For clients seeking patent protection in all areas of biotechnology and pharmaceuticals, Katherine L. Neville, Ph.D. delivers guidance to secure their inventions worldwide. She calls on her advanced studies in microbiology and immunology and over a decade of patent prosecution experience to advance their business goals. In addition to counseling clients in strategic management of worldwide patent rights, her extensive experience includes patent preparation, opinions, due diligence analyses for clients interested in partnering, and various patent proceedings, including interference, reexamination and opposition proceedings. Kate serves clients ranging from non-profit institutions to biotech start-ups to big pharma, and capably understands their diverse needs across a wide range of technologies.
Kate was recognized in the 2016 Women Worth Watching list by Profiles in Diversity Journal, a list highlighting women who are using their influence to change their workplace, marketplace, and the world. She has been selected as one of the “World’s Leading Patent Practitioners” since 2013 by Intellectual Asset Management (IAM) magazine. Since 2018, she has been recognized as a Illinois Super Lawyer. From 2014–2017, she was selected for inclusion in the Illinois Rising Stars® list, featuring outstanding young attorneys in the state. In recognition of her outstanding patent work in life sciences, Kate has been featured as a “Life Sciences Star” in the 2015–2020 editions of LMG Life Sciences. Additionally, she has been named an “IP Star” in the Managing Intellectual Property IP Stars Survey since 2014.
- Responsible for worldwide prosecution for three FDA-approved drugs and numerous additional clinical candidates, including small molecules and biologics.
- Successfully obtained patent protection for next generation antibodies and performed FTO’s on potential antibody targets and indications for clients.
- Reliably guided client through freedom to operate analysis and patent application processes in their development of new vaccine therapies for pandemic influenza viruses.
Kate has skillfully worked on patent matters in diverse technologies, including:
- Antibody technology
- Growth factors
- Cell adhesion molecules
- Vaccine compositions
- Diagnostic and therapeutic methods
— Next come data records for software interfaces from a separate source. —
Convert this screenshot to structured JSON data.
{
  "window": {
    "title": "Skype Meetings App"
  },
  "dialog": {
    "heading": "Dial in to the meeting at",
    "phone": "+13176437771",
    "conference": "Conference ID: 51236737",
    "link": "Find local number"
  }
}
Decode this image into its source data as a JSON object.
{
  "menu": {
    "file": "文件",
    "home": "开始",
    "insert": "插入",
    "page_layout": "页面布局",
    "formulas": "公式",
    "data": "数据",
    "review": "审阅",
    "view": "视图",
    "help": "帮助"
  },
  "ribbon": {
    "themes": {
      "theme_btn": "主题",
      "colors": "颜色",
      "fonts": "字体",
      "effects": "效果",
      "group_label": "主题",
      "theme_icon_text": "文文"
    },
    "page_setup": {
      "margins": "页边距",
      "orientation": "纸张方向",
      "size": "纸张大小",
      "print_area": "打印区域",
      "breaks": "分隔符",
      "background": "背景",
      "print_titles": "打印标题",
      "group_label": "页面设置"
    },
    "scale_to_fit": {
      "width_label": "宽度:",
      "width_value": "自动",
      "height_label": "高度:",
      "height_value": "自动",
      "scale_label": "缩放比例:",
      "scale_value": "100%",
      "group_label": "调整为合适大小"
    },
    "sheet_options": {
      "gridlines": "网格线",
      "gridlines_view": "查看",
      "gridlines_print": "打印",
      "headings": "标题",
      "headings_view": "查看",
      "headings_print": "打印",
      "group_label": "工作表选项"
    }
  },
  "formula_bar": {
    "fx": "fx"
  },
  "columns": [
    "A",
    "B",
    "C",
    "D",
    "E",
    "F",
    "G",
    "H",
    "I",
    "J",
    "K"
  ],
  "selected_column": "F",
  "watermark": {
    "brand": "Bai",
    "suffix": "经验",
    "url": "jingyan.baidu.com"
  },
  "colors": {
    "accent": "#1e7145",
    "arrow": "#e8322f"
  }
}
- Recombinant protein production
- Protein purification
- Transgenic animals
- Cell-based therapeutics
Background and Credentials
Kate has extensively prosecuted domestic and foreign patents, provided due diligence analyses, handled interference, reexamination and opposition proceedings, as well as given non-infringement, patentability, freedom-to-operate, and validity opinions.
She received her J.D., cum laude, from The John Marshall Law School.
Prior to joining the firm, she earned her Ph.D. from the Department of Microbiology and Immunology at Northwestern University Medical School. Her graduate work focused on experimental models of the autoimmune disease Multiple Sclerosis, specifically investigating potential therapeutic methods involved in the regulation of auto-reactive T cell function and their consequent effects on the progression of autoimmune disease. She received her B.S. in biochemistry from the University of Notre Dame.
- The John Marshall Law School (J.D.)
- Northwestern University (Ph.D.)
- University of Notre Dame (B.S.)
- U.S. Patent and Trademark Office
Publications and Presentations
Kate has published several articles in legal and peer-reviewed scientific journals and frequently presents CLE seminars on emerging topics in the biotech field, such as recent developments in case law as well as current trends at the US Patent and Trademark Office.
"A Period of Adjustment,” Intellectual Property Magazine, March 2019 issue.
- “Start-up Challenge 2.0,” Moderator, Women in Bio-Chicago, September 27, 2016.
- “'Signed, sealed, delivered': Pay-for-delay deals aren't all bad,” IPPro Life Sciences, April 6, 2016.
- “Patent Eligibility from the Trenches: Practical Implications of the Supreme Court’s Mayo and Myriad Decisions,” 2014 BIO International Convention, San Diego, CA, June 2014.
- “Are 'pay for delay' payments anti-competitive or just another settlement agreement? The Supreme Court sets out criteria for determining whether reverse settlements violate antitrust law,” InsideCounsel, July 2, 2013.
Community and Professional Involvement
- Women in Bio (WIB)–Chicago Chapter, Former Chair, Member of Advisory Board
- Intellectual Property Law Association of Chicago (IPLAC)
Zymogenetics, Inc. v. Kirin Brewery Company, Limited*
U.S. Patent Office Board of Patent Appeals and Interferences
Case Type(s): Patent Interference
Area(s) of practice: Biotechnology